▸ About this exercise
Report each line of the listing below that holds "type".

▸ Dataset
##########

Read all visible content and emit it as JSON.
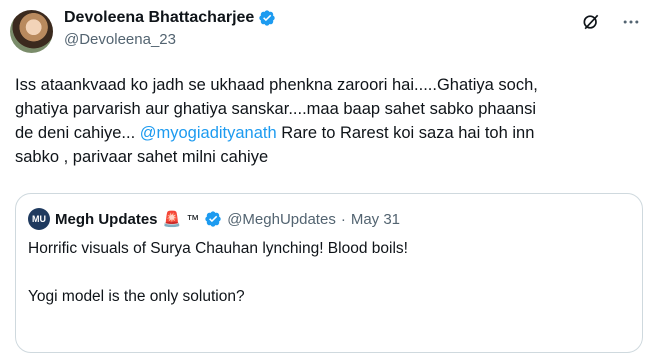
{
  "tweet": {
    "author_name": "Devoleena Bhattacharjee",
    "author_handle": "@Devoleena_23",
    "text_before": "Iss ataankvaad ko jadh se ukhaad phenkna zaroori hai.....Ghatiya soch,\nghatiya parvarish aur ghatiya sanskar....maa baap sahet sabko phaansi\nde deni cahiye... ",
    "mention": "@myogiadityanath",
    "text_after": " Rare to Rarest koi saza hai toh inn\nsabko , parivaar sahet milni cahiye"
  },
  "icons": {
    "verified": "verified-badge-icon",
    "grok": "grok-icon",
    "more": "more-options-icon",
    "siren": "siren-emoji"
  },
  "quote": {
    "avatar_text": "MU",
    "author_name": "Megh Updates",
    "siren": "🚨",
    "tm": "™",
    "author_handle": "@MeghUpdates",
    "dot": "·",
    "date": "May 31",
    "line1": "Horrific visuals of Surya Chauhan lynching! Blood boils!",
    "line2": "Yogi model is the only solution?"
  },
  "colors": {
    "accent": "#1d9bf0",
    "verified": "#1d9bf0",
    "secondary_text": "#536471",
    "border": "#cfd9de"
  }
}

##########

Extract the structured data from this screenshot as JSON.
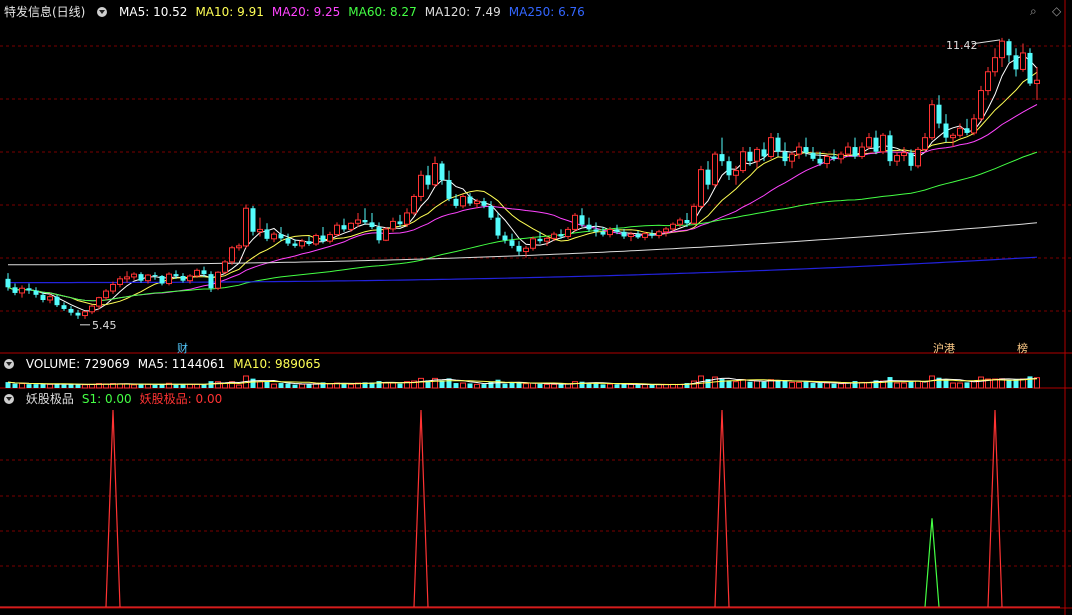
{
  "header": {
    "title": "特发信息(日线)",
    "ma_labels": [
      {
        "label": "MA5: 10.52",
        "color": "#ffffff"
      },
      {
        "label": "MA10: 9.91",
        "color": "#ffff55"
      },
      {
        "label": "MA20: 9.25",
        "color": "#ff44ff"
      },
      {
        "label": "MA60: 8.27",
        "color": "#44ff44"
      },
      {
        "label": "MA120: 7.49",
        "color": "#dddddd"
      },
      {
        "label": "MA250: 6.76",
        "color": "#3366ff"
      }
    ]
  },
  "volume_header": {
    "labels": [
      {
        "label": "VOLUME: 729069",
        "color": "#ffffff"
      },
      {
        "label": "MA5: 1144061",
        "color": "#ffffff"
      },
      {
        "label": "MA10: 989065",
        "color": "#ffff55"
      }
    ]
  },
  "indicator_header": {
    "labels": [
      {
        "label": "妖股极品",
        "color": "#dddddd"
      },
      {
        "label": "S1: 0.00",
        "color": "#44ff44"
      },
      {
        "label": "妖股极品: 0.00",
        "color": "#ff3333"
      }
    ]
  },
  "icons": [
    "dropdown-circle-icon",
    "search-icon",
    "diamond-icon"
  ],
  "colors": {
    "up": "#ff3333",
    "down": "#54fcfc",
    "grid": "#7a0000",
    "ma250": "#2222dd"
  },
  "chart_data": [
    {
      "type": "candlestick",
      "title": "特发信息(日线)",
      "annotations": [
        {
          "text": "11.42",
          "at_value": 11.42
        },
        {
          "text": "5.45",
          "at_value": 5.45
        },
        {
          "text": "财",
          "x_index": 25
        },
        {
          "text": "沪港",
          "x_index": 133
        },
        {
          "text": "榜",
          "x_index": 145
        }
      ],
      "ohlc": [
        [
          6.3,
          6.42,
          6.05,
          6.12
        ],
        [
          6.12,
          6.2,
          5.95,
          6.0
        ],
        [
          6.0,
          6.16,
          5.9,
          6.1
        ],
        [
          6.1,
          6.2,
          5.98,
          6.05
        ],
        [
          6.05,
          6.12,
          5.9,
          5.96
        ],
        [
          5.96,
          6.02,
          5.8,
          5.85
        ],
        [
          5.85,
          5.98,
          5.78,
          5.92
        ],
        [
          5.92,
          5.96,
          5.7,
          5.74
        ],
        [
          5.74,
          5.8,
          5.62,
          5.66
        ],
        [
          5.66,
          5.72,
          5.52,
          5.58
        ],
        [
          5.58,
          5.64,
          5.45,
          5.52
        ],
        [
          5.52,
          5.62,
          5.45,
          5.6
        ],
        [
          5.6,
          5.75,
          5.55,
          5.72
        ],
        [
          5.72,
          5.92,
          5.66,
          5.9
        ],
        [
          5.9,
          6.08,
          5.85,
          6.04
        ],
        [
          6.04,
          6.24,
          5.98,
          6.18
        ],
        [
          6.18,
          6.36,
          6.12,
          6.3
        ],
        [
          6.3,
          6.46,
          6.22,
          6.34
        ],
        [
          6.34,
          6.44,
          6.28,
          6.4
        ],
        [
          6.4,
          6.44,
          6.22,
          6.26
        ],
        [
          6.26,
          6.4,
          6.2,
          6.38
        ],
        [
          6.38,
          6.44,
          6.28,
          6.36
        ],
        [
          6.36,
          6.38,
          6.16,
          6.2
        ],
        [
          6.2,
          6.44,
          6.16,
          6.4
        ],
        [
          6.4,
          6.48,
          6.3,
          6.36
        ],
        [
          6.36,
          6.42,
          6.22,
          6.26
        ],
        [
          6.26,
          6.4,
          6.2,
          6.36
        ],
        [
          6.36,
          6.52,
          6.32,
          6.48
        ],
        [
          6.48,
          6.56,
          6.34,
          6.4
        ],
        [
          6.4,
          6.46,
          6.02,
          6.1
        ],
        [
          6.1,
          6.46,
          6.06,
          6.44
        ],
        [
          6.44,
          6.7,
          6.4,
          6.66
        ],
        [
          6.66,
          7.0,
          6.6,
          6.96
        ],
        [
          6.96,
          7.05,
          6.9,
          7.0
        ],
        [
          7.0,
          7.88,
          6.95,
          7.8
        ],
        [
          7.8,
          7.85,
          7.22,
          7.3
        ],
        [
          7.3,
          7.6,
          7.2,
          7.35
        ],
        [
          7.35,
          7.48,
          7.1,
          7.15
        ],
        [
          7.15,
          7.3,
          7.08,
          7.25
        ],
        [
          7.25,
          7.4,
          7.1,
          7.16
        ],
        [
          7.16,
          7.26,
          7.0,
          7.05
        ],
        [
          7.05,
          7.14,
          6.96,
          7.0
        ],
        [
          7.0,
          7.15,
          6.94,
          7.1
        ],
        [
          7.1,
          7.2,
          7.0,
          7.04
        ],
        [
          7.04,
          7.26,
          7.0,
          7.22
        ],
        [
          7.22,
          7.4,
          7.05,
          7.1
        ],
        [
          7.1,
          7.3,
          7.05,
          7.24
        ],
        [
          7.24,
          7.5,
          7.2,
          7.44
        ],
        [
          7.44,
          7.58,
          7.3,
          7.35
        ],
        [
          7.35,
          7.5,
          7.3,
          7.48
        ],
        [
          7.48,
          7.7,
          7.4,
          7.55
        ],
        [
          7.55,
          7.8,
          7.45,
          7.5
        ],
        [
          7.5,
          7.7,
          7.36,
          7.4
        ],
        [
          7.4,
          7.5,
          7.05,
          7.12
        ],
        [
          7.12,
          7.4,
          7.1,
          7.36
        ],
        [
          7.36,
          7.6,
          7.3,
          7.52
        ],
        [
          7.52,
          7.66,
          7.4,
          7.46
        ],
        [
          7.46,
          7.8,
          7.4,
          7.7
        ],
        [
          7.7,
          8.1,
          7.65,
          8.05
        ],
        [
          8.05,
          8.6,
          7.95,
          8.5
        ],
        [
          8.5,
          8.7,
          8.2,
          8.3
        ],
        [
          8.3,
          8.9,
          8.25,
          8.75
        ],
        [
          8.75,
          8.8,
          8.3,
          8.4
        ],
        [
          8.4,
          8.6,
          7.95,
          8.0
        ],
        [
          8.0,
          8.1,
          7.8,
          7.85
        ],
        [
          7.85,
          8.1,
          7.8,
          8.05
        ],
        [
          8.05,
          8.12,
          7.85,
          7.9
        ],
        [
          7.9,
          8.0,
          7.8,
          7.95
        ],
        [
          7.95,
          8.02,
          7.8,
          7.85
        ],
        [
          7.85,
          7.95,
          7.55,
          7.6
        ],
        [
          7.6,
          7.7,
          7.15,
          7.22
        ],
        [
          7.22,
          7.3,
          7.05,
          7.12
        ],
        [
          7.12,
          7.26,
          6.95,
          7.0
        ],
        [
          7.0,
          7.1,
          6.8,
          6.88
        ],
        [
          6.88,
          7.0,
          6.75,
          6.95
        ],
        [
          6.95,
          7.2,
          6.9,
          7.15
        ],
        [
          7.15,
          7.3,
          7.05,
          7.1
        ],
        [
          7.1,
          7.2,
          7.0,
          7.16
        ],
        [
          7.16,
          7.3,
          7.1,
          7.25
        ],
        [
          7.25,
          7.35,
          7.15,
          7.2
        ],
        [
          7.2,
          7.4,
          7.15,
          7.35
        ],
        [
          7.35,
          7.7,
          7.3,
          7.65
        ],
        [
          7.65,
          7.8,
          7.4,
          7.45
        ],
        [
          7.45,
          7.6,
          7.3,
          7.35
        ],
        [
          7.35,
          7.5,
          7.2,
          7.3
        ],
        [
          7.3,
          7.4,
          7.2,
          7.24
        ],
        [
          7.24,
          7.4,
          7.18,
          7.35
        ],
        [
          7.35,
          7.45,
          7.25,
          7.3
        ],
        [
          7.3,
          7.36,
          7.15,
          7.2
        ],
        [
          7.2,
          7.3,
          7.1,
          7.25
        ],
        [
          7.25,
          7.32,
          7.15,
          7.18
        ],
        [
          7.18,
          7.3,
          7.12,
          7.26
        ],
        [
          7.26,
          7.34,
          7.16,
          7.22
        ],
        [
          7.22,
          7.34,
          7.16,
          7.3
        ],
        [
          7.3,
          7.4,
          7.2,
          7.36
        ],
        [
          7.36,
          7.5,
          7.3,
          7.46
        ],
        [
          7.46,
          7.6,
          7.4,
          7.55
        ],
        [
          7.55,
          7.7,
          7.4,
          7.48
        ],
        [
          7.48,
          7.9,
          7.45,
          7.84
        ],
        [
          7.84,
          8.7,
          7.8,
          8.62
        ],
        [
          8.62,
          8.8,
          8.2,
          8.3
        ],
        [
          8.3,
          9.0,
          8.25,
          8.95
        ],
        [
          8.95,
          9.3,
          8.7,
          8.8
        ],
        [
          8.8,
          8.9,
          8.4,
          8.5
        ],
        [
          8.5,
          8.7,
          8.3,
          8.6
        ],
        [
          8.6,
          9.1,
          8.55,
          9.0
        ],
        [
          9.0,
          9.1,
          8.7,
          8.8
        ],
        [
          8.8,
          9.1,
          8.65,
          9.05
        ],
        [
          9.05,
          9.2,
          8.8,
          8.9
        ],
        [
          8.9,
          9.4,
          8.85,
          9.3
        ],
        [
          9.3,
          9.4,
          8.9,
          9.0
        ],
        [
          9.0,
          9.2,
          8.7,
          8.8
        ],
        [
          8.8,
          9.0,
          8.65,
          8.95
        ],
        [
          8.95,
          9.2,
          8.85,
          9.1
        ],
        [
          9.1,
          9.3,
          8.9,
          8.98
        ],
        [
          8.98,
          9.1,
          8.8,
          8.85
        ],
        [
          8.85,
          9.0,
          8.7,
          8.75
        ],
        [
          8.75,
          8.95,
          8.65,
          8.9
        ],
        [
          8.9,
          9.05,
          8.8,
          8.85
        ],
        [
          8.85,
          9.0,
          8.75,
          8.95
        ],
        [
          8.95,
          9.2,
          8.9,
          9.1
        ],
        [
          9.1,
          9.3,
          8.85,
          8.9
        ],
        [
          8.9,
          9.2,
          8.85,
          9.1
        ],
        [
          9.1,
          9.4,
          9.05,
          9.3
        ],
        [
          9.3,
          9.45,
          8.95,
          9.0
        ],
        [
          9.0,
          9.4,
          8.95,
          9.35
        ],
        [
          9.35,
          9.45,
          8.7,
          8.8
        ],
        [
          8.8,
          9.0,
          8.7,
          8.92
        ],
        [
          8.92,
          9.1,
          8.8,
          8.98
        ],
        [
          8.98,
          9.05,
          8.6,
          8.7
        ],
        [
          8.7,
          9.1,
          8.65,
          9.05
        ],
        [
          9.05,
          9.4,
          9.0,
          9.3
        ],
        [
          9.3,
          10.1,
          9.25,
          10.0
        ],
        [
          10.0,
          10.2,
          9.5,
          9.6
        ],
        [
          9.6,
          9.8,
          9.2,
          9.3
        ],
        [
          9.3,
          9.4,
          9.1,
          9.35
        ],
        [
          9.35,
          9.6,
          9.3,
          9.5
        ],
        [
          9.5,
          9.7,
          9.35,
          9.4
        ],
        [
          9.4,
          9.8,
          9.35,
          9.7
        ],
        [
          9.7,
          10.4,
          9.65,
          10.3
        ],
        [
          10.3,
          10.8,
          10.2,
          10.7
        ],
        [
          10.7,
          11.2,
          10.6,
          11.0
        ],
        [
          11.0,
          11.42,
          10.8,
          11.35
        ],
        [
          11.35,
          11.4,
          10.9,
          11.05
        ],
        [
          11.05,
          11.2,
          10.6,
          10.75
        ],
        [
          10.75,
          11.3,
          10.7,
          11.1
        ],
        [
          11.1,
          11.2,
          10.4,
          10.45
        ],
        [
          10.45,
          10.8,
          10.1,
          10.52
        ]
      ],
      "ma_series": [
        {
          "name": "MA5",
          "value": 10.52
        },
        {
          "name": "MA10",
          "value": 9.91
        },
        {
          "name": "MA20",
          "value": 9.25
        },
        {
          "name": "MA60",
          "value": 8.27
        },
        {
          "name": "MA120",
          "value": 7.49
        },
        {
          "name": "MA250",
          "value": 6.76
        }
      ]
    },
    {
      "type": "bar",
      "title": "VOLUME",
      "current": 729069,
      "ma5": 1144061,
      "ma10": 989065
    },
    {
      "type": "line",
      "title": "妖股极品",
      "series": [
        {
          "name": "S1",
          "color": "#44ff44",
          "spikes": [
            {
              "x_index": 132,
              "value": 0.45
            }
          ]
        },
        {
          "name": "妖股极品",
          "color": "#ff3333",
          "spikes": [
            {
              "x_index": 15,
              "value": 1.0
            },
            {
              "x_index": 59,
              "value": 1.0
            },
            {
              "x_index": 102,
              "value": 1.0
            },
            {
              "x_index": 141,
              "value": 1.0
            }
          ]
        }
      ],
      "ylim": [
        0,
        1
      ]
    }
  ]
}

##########

▸ Written solution
      "type": "candlestick",
      "type": "bar",
      "type": "line",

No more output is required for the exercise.